- What you will do:
Output every record exactly and leave each picture out.

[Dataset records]

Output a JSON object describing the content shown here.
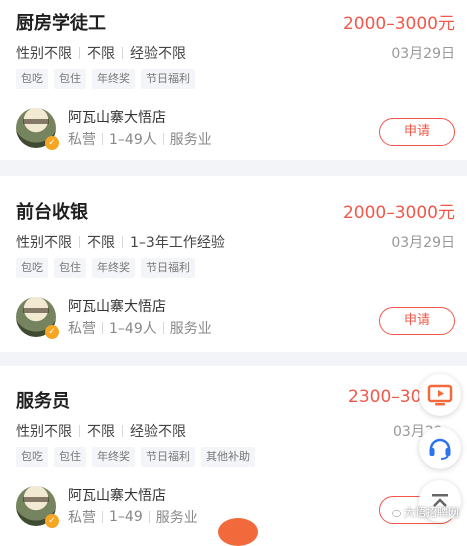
{
  "jobs": [
    {
      "title": "厨房学徒工",
      "salary": "2000–3000元",
      "requirements": [
        "性别不限",
        "不限",
        "经验不限"
      ],
      "date": "03月29日",
      "tags": [
        "包吃",
        "包住",
        "年终奖",
        "节日福利"
      ],
      "company": {
        "name": "阿瓦山寨大悟店",
        "type": "私营",
        "size": "1–49人",
        "industry": "服务业"
      },
      "apply_label": "申请"
    },
    {
      "title": "前台收银",
      "salary": "2000–3000元",
      "requirements": [
        "性别不限",
        "不限",
        "1–3年工作经验"
      ],
      "date": "03月29日",
      "tags": [
        "包吃",
        "包住",
        "年终奖",
        "节日福利"
      ],
      "company": {
        "name": "阿瓦山寨大悟店",
        "type": "私营",
        "size": "1–49人",
        "industry": "服务业"
      },
      "apply_label": "申请"
    },
    {
      "title": "服务员",
      "salary": "2300–30",
      "requirements": [
        "性别不限",
        "不限",
        "经验不限"
      ],
      "date": "03月29",
      "tags": [
        "包吃",
        "包住",
        "年终奖",
        "节日福利",
        "其他补助"
      ],
      "company": {
        "name": "阿瓦山寨大悟店",
        "type": "私营",
        "size": "1–49",
        "industry": "服务业"
      },
      "apply_label": ""
    }
  ],
  "floating": {
    "icons": [
      "live-broadcast-icon",
      "customer-service-headset-icon",
      "back-to-top-icon"
    ],
    "accent": "#f26a3c",
    "service_color": "#2b73f0"
  },
  "watermark": {
    "text": "大悟招聘网"
  },
  "colors": {
    "salary": "#f2574a",
    "background": "#f3f4f7"
  }
}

- Solution to this task:
Output a JSON object describing the content shown here.
{
  "jobs": [
    {
      "title": "厨房学徒工",
      "salary": "2000–3000元",
      "requirements": [
        "性别不限",
        "不限",
        "经验不限"
      ],
      "date": "03月29日",
      "tags": [
        "包吃",
        "包住",
        "年终奖",
        "节日福利"
      ],
      "company": {
        "name": "阿瓦山寨大悟店",
        "type": "私营",
        "size": "1–49人",
        "industry": "服务业"
      },
      "apply_label": "申请"
    },
    {
      "title": "前台收银",
      "salary": "2000–3000元",
      "requirements": [
        "性别不限",
        "不限",
        "1–3年工作经验"
      ],
      "date": "03月29日",
      "tags": [
        "包吃",
        "包住",
        "年终奖",
        "节日福利"
      ],
      "company": {
        "name": "阿瓦山寨大悟店",
        "type": "私营",
        "size": "1–49人",
        "industry": "服务业"
      },
      "apply_label": "申请"
    },
    {
      "title": "服务员",
      "salary": "2300–30",
      "requirements": [
        "性别不限",
        "不限",
        "经验不限"
      ],
      "date": "03月29",
      "tags": [
        "包吃",
        "包住",
        "年终奖",
        "节日福利",
        "其他补助"
      ],
      "company": {
        "name": "阿瓦山寨大悟店",
        "type": "私营",
        "size": "1–49",
        "industry": "服务业"
      },
      "apply_label": ""
    }
  ],
  "floating": {
    "icons": [
      "live-broadcast-icon",
      "customer-service-headset-icon",
      "back-to-top-icon"
    ],
    "accent": "#f26a3c",
    "service_color": "#2b73f0"
  },
  "watermark": {
    "text": "大悟招聘网"
  },
  "colors": {
    "salary": "#f2574a",
    "background": "#f3f4f7"
  }
}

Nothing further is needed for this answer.